Be that as it may, she says she has indicated restriction. She has, for instance, avoided the conventional assertion of freedom – altering the constitution and changing the banner – that some in her Democratic Progressive Party might want.
China has said it would view such a move as an appearance for military activity.
“There are such a large number of weights, so much weight here that we ought to go further,” she says.
“Be that as it may, [for] over three years, we have been revealing to China that keeping up a business as usual remains our approach… I feel that is a well disposed signal to China.”
While Ms Tsai says she is available to discourse, she is additionally very much aware that because of her triumph, Beijing may well press Taiwan.
Accordingly, she is attempting to differentiate Taiwan’s exchanging connections and lift the residential economy, specifically by empowering Taiwanese financial specialists who have assembled industrial facilities in China to consider moving back home.
“You cannot exclude the possibility of war at any time,” she says.
What’s more, she is anticipating all consequences.
“But the thing is you have to get yourself prepared and develop the ability to defend yourself.”
What’s more, is Taiwan prepared?
“We have been making a decent attempt and putting forth a great deal of attempts to reinforce our ability,” she answers.

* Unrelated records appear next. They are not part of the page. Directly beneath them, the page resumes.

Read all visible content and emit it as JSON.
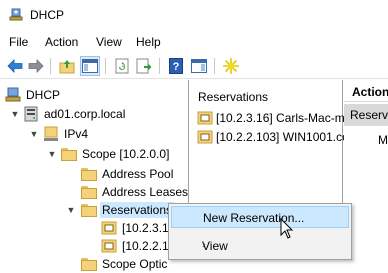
{
  "window": {
    "title": "DHCP"
  },
  "menu": [
    "File",
    "Action",
    "View",
    "Help"
  ],
  "toolbar": {
    "icons": [
      "back-arrow-icon",
      "forward-arrow-icon",
      "up-folder-icon",
      "show-hide-tree-icon",
      "refresh-icon",
      "export-list-icon",
      "help-icon",
      "properties-icon",
      "new-star-icon"
    ]
  },
  "tree": {
    "root": "DHCP",
    "server": "ad01.corp.local",
    "ipv4": "IPv4",
    "scope": "Scope [10.2.0.0]",
    "address_pool": "Address Pool",
    "address_leases": "Address Leases",
    "reservations": "Reservations",
    "res1": "[10.2.3.1",
    "res2": "[10.2.2.1",
    "scope_options": "Scope Optic"
  },
  "center": {
    "header": "Reservations",
    "items": [
      "[10.2.3.16] Carls-Mac-m",
      "[10.2.2.103] WIN1001.con"
    ]
  },
  "actions": {
    "header": "Action",
    "selected": "Reserv",
    "more": "M"
  },
  "context_menu": {
    "new_reservation": "New Reservation...",
    "view": "View"
  },
  "colors": {
    "selection": "#cce8ff",
    "folder": "#f3d27a"
  }
}
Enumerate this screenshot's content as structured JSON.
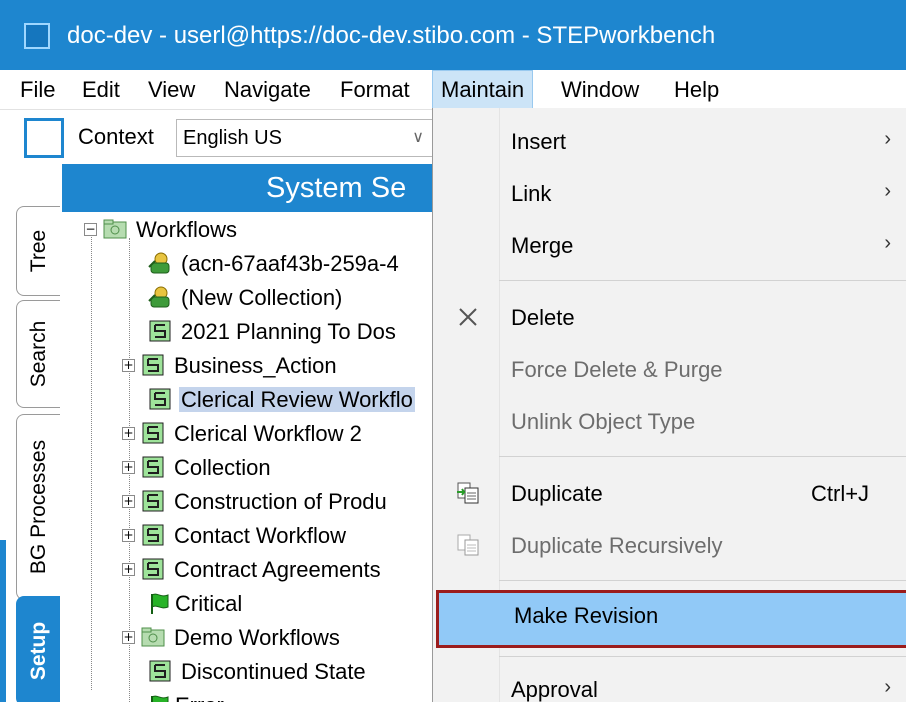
{
  "window": {
    "title": "doc-dev - userl@https://doc-dev.stibo.com - STEPworkbench"
  },
  "menubar": {
    "items": [
      "File",
      "Edit",
      "View",
      "Navigate",
      "Format",
      "Maintain",
      "Window",
      "Help"
    ],
    "active": "Maintain"
  },
  "context": {
    "label": "Context",
    "value": "English US"
  },
  "sidetabs": {
    "tabs": [
      "Tree",
      "Search",
      "BG Processes",
      "Setup"
    ],
    "selected": "Setup"
  },
  "panel": {
    "header": "System Se"
  },
  "tree": {
    "root": "Workflows",
    "items": [
      {
        "label": "(acn-67aaf43b-259a-4",
        "icon": "collection-icon",
        "expandable": false
      },
      {
        "label": "(New Collection)",
        "icon": "collection-icon",
        "expandable": false
      },
      {
        "label": "2021 Planning To Dos",
        "icon": "workflow-icon",
        "expandable": false
      },
      {
        "label": "Business_Action",
        "icon": "workflow-icon",
        "expandable": true
      },
      {
        "label": "Clerical Review Workflo",
        "icon": "workflow-icon",
        "expandable": false,
        "selected": true
      },
      {
        "label": "Clerical Workflow 2",
        "icon": "workflow-icon",
        "expandable": true
      },
      {
        "label": "Collection",
        "icon": "workflow-icon",
        "expandable": true
      },
      {
        "label": "Construction of Produ",
        "icon": "workflow-icon",
        "expandable": true
      },
      {
        "label": "Contact Workflow",
        "icon": "workflow-icon",
        "expandable": true
      },
      {
        "label": "Contract Agreements",
        "icon": "workflow-icon",
        "expandable": true
      },
      {
        "label": "Critical",
        "icon": "state-flag-icon",
        "expandable": false
      },
      {
        "label": "Demo Workflows",
        "icon": "folder-icon",
        "expandable": true
      },
      {
        "label": "Discontinued State",
        "icon": "workflow-icon",
        "expandable": false
      },
      {
        "label": "Error",
        "icon": "state-flag-icon",
        "expandable": false
      }
    ]
  },
  "maintain_menu": {
    "items": [
      {
        "label": "Insert",
        "submenu": true
      },
      {
        "label": "Link",
        "submenu": true
      },
      {
        "label": "Merge",
        "submenu": true
      },
      {
        "label": "Delete",
        "icon": "close-icon"
      },
      {
        "label": "Force Delete & Purge",
        "disabled": true
      },
      {
        "label": "Unlink Object Type",
        "disabled": true
      },
      {
        "label": "Duplicate",
        "icon": "duplicate-icon",
        "shortcut": "Ctrl+J"
      },
      {
        "label": "Duplicate Recursively",
        "icon": "duplicate-recursive-icon",
        "disabled": true
      },
      {
        "label": "Make Revision",
        "highlighted": true
      },
      {
        "label": "Approval",
        "submenu": true
      }
    ],
    "submenu_arrow": "›",
    "highlight_border_color": "#9b1c1c",
    "highlight_fill_color": "#91c9f7"
  },
  "colors": {
    "accent": "#1e86cf"
  }
}
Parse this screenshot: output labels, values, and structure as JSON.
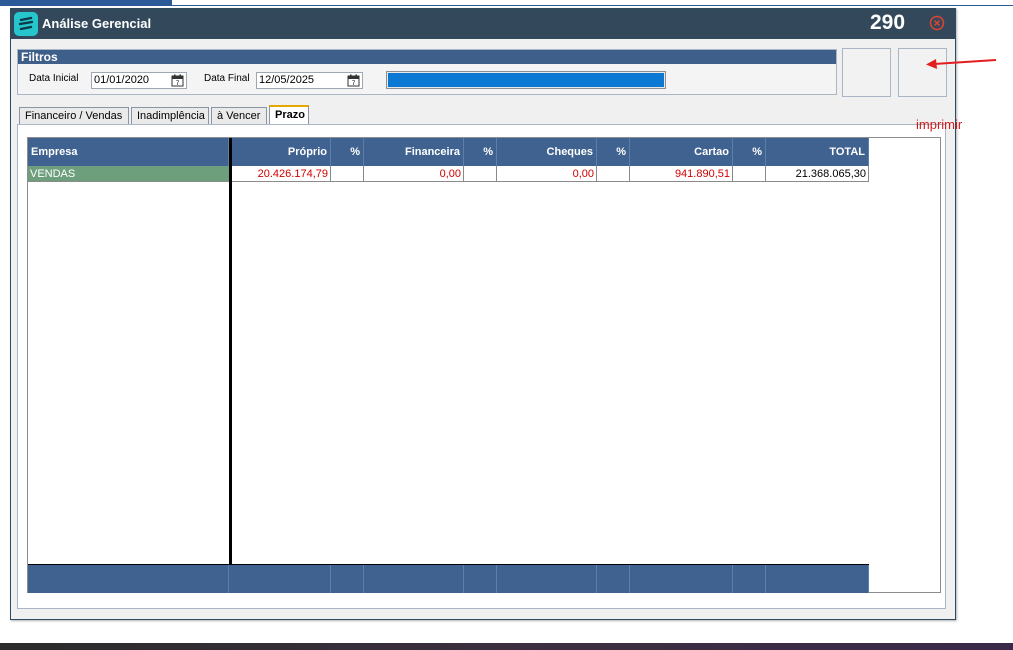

“Attacking Taiwan is something that will be exorbitant for China.”